• **Data excerpts**:
---
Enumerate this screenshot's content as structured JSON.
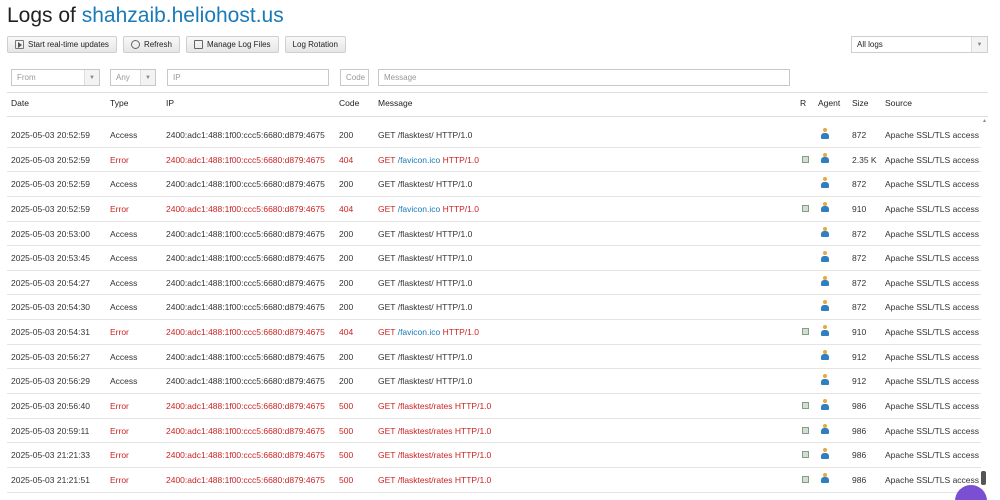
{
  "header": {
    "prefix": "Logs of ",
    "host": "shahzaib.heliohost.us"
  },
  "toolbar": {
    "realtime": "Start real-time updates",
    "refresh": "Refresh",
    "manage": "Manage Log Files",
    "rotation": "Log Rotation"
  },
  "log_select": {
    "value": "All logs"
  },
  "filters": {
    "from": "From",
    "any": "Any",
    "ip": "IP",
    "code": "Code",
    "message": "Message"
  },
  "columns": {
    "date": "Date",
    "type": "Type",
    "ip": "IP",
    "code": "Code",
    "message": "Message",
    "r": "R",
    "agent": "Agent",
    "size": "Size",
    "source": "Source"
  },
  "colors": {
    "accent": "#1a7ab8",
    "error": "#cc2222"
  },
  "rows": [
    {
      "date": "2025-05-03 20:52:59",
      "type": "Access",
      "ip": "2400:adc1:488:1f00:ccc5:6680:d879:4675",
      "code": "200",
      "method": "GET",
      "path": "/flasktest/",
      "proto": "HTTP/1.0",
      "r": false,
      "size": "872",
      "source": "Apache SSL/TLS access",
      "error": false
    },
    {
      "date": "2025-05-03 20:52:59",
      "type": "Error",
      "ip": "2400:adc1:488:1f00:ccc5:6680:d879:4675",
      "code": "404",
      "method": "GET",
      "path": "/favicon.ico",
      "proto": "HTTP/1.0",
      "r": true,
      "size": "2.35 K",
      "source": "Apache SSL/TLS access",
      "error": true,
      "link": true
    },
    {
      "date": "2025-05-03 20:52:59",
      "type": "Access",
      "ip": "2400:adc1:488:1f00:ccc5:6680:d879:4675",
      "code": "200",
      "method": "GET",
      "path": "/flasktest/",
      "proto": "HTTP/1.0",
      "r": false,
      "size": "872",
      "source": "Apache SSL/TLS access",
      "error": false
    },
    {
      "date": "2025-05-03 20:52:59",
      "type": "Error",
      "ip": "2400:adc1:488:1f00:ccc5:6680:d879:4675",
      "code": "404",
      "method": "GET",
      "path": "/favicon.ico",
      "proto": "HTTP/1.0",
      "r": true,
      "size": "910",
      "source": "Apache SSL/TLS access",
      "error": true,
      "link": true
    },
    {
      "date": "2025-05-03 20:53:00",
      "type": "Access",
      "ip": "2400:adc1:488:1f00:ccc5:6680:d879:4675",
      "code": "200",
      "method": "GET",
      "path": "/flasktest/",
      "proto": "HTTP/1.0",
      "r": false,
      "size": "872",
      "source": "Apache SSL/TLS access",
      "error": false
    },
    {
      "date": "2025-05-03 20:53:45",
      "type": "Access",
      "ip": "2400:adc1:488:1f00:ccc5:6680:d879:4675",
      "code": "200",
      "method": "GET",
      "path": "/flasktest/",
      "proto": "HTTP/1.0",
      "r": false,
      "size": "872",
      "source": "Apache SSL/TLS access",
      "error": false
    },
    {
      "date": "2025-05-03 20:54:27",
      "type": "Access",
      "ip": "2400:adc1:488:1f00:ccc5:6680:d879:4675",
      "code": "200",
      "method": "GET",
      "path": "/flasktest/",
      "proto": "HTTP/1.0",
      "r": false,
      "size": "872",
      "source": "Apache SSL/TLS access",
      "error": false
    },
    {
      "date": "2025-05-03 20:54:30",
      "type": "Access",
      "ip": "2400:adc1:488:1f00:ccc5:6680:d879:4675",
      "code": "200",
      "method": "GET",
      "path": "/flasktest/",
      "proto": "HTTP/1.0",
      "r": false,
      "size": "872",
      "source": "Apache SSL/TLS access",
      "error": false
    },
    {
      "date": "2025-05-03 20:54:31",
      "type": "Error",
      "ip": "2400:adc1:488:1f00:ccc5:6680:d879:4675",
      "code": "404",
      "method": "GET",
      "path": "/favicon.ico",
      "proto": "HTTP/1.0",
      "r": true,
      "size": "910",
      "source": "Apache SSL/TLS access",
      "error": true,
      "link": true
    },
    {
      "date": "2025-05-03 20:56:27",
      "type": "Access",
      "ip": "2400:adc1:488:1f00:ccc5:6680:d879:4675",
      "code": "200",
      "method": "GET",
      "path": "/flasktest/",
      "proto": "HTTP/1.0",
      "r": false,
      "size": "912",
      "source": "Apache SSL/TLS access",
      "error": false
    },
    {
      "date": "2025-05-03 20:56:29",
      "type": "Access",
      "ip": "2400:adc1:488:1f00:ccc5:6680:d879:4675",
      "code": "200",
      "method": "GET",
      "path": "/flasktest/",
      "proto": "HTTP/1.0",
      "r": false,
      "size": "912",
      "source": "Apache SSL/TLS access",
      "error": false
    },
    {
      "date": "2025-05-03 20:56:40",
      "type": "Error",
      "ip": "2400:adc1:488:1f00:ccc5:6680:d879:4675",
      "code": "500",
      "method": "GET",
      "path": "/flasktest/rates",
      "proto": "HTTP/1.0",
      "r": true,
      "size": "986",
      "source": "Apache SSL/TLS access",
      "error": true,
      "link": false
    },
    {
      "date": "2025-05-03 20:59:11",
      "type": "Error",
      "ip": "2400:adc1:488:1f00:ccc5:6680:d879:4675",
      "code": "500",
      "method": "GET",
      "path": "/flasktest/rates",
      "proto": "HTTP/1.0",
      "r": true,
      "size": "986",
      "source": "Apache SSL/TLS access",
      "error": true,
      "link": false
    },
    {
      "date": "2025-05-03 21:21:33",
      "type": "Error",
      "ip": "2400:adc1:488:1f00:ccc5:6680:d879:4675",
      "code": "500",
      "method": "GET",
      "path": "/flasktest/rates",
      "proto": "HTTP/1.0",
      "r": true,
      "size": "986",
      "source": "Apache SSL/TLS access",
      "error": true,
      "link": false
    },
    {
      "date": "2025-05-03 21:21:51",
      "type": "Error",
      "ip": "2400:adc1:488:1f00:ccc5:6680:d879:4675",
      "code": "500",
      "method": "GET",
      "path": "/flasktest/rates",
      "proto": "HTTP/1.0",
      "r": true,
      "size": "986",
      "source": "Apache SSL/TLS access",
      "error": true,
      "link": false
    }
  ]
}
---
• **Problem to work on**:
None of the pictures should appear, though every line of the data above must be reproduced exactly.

• **Solution to this exercise**:
Enumerate this screenshot's content as structured JSON.
{
  "header": {
    "prefix": "Logs of ",
    "host": "shahzaib.heliohost.us"
  },
  "toolbar": {
    "realtime": "Start real-time updates",
    "refresh": "Refresh",
    "manage": "Manage Log Files",
    "rotation": "Log Rotation"
  },
  "log_select": {
    "value": "All logs"
  },
  "filters": {
    "from": "From",
    "any": "Any",
    "ip": "IP",
    "code": "Code",
    "message": "Message"
  },
  "columns": {
    "date": "Date",
    "type": "Type",
    "ip": "IP",
    "code": "Code",
    "message": "Message",
    "r": "R",
    "agent": "Agent",
    "size": "Size",
    "source": "Source"
  },
  "colors": {
    "accent": "#1a7ab8",
    "error": "#cc2222"
  },
  "rows": [
    {
      "date": "2025-05-03 20:52:59",
      "type": "Access",
      "ip": "2400:adc1:488:1f00:ccc5:6680:d879:4675",
      "code": "200",
      "method": "GET",
      "path": "/flasktest/",
      "proto": "HTTP/1.0",
      "r": false,
      "size": "872",
      "source": "Apache SSL/TLS access",
      "error": false
    },
    {
      "date": "2025-05-03 20:52:59",
      "type": "Error",
      "ip": "2400:adc1:488:1f00:ccc5:6680:d879:4675",
      "code": "404",
      "method": "GET",
      "path": "/favicon.ico",
      "proto": "HTTP/1.0",
      "r": true,
      "size": "2.35 K",
      "source": "Apache SSL/TLS access",
      "error": true,
      "link": true
    },
    {
      "date": "2025-05-03 20:52:59",
      "type": "Access",
      "ip": "2400:adc1:488:1f00:ccc5:6680:d879:4675",
      "code": "200",
      "method": "GET",
      "path": "/flasktest/",
      "proto": "HTTP/1.0",
      "r": false,
      "size": "872",
      "source": "Apache SSL/TLS access",
      "error": false
    },
    {
      "date": "2025-05-03 20:52:59",
      "type": "Error",
      "ip": "2400:adc1:488:1f00:ccc5:6680:d879:4675",
      "code": "404",
      "method": "GET",
      "path": "/favicon.ico",
      "proto": "HTTP/1.0",
      "r": true,
      "size": "910",
      "source": "Apache SSL/TLS access",
      "error": true,
      "link": true
    },
    {
      "date": "2025-05-03 20:53:00",
      "type": "Access",
      "ip": "2400:adc1:488:1f00:ccc5:6680:d879:4675",
      "code": "200",
      "method": "GET",
      "path": "/flasktest/",
      "proto": "HTTP/1.0",
      "r": false,
      "size": "872",
      "source": "Apache SSL/TLS access",
      "error": false
    },
    {
      "date": "2025-05-03 20:53:45",
      "type": "Access",
      "ip": "2400:adc1:488:1f00:ccc5:6680:d879:4675",
      "code": "200",
      "method": "GET",
      "path": "/flasktest/",
      "proto": "HTTP/1.0",
      "r": false,
      "size": "872",
      "source": "Apache SSL/TLS access",
      "error": false
    },
    {
      "date": "2025-05-03 20:54:27",
      "type": "Access",
      "ip": "2400:adc1:488:1f00:ccc5:6680:d879:4675",
      "code": "200",
      "method": "GET",
      "path": "/flasktest/",
      "proto": "HTTP/1.0",
      "r": false,
      "size": "872",
      "source": "Apache SSL/TLS access",
      "error": false
    },
    {
      "date": "2025-05-03 20:54:30",
      "type": "Access",
      "ip": "2400:adc1:488:1f00:ccc5:6680:d879:4675",
      "code": "200",
      "method": "GET",
      "path": "/flasktest/",
      "proto": "HTTP/1.0",
      "r": false,
      "size": "872",
      "source": "Apache SSL/TLS access",
      "error": false
    },
    {
      "date": "2025-05-03 20:54:31",
      "type": "Error",
      "ip": "2400:adc1:488:1f00:ccc5:6680:d879:4675",
      "code": "404",
      "method": "GET",
      "path": "/favicon.ico",
      "proto": "HTTP/1.0",
      "r": true,
      "size": "910",
      "source": "Apache SSL/TLS access",
      "error": true,
      "link": true
    },
    {
      "date": "2025-05-03 20:56:27",
      "type": "Access",
      "ip": "2400:adc1:488:1f00:ccc5:6680:d879:4675",
      "code": "200",
      "method": "GET",
      "path": "/flasktest/",
      "proto": "HTTP/1.0",
      "r": false,
      "size": "912",
      "source": "Apache SSL/TLS access",
      "error": false
    },
    {
      "date": "2025-05-03 20:56:29",
      "type": "Access",
      "ip": "2400:adc1:488:1f00:ccc5:6680:d879:4675",
      "code": "200",
      "method": "GET",
      "path": "/flasktest/",
      "proto": "HTTP/1.0",
      "r": false,
      "size": "912",
      "source": "Apache SSL/TLS access",
      "error": false
    },
    {
      "date": "2025-05-03 20:56:40",
      "type": "Error",
      "ip": "2400:adc1:488:1f00:ccc5:6680:d879:4675",
      "code": "500",
      "method": "GET",
      "path": "/flasktest/rates",
      "proto": "HTTP/1.0",
      "r": true,
      "size": "986",
      "source": "Apache SSL/TLS access",
      "error": true,
      "link": false
    },
    {
      "date": "2025-05-03 20:59:11",
      "type": "Error",
      "ip": "2400:adc1:488:1f00:ccc5:6680:d879:4675",
      "code": "500",
      "method": "GET",
      "path": "/flasktest/rates",
      "proto": "HTTP/1.0",
      "r": true,
      "size": "986",
      "source": "Apache SSL/TLS access",
      "error": true,
      "link": false
    },
    {
      "date": "2025-05-03 21:21:33",
      "type": "Error",
      "ip": "2400:adc1:488:1f00:ccc5:6680:d879:4675",
      "code": "500",
      "method": "GET",
      "path": "/flasktest/rates",
      "proto": "HTTP/1.0",
      "r": true,
      "size": "986",
      "source": "Apache SSL/TLS access",
      "error": true,
      "link": false
    },
    {
      "date": "2025-05-03 21:21:51",
      "type": "Error",
      "ip": "2400:adc1:488:1f00:ccc5:6680:d879:4675",
      "code": "500",
      "method": "GET",
      "path": "/flasktest/rates",
      "proto": "HTTP/1.0",
      "r": true,
      "size": "986",
      "source": "Apache SSL/TLS access",
      "error": true,
      "link": false
    }
  ]
}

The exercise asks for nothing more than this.